Nelli and Bruno arn’t exactly being logical here. Nothing in the rules prohibits older females from competing, and if these people want to see “artistry”, they need to change the code, not the age limit.
But I’m confused about one thing. Why leave males out of the circuit? Sure, they can compete longer (and an older guy is more likely to be able to win some when it’s offered), but men need money to support their families, or do whatever else men do with their money once they aren’t living with their mothers. I think a male professional circuit was attempted a few years ago in the U.S. I’m not sure what happened to it.
Last but not least, setting up something like this will take money, and if the gymnastics community can come up with any, their first priority should be saving the Men’s NCAA from extinction. Those college girls you mention had Title lX to help them out, and the other girls had their shot before most boys really even got going – the boys need YOU.

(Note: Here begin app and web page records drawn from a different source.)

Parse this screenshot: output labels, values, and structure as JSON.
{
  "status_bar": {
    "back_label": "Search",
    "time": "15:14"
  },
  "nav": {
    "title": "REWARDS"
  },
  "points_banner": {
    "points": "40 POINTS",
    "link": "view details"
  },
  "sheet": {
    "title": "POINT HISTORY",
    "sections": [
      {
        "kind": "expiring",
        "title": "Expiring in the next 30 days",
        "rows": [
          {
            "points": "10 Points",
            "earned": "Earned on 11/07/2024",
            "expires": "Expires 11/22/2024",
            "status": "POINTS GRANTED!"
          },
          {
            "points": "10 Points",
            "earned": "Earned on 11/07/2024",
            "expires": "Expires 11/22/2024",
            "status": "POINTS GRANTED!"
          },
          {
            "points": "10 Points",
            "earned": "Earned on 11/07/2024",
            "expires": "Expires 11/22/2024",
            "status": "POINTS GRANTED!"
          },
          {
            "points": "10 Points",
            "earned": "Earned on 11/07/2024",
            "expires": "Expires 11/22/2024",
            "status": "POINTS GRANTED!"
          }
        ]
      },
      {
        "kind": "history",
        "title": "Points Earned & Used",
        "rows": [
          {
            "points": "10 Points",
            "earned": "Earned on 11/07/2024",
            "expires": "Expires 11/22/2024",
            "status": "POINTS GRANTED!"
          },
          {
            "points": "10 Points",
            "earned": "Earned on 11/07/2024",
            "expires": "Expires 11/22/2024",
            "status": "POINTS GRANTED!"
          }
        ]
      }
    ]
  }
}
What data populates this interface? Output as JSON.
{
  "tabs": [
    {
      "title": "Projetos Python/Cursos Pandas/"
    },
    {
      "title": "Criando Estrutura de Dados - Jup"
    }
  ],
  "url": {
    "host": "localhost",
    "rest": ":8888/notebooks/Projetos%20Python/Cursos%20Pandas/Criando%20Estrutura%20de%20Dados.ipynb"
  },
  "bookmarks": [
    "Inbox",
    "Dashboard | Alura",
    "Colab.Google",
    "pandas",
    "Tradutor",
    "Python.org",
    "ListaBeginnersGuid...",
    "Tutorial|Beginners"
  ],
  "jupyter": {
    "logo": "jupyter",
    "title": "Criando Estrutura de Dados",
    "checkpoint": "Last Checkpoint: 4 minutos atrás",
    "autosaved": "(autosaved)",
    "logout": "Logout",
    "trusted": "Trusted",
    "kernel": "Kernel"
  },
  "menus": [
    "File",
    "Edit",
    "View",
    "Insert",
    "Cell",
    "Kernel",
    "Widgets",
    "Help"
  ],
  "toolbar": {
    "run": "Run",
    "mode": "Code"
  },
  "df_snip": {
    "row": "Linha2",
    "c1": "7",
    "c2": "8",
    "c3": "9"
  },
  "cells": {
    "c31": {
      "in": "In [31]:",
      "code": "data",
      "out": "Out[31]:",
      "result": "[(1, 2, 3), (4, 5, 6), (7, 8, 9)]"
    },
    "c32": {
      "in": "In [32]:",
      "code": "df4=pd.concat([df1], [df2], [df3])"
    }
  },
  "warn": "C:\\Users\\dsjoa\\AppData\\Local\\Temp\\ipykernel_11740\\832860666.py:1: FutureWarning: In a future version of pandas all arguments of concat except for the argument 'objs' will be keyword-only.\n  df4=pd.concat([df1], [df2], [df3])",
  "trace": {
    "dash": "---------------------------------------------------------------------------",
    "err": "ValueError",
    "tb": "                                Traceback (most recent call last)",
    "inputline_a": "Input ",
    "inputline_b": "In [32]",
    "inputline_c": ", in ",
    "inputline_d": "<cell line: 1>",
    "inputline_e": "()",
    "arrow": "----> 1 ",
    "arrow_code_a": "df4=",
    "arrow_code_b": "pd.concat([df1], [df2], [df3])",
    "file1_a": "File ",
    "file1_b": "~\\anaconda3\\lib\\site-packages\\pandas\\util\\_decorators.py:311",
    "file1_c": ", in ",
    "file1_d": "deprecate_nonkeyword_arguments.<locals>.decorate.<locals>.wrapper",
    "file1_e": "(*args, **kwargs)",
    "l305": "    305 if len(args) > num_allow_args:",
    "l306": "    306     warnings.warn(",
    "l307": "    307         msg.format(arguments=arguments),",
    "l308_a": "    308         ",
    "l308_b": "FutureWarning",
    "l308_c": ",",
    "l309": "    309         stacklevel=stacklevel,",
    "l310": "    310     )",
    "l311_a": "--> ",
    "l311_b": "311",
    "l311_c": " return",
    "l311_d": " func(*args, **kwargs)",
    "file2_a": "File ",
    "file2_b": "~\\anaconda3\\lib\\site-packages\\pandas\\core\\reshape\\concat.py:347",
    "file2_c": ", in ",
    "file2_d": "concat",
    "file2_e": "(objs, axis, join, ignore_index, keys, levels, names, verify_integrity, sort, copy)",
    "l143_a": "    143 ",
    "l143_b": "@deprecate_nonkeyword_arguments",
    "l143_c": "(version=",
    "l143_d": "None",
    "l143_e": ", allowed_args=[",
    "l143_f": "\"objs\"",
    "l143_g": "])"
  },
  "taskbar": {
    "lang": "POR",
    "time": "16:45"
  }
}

I agree, it would be nice to allow older men and women to compete in gymnastics but would need to earn a living at it, at least. I would consider joining to compete if I could earn a living at it. Thx, peter, nyc.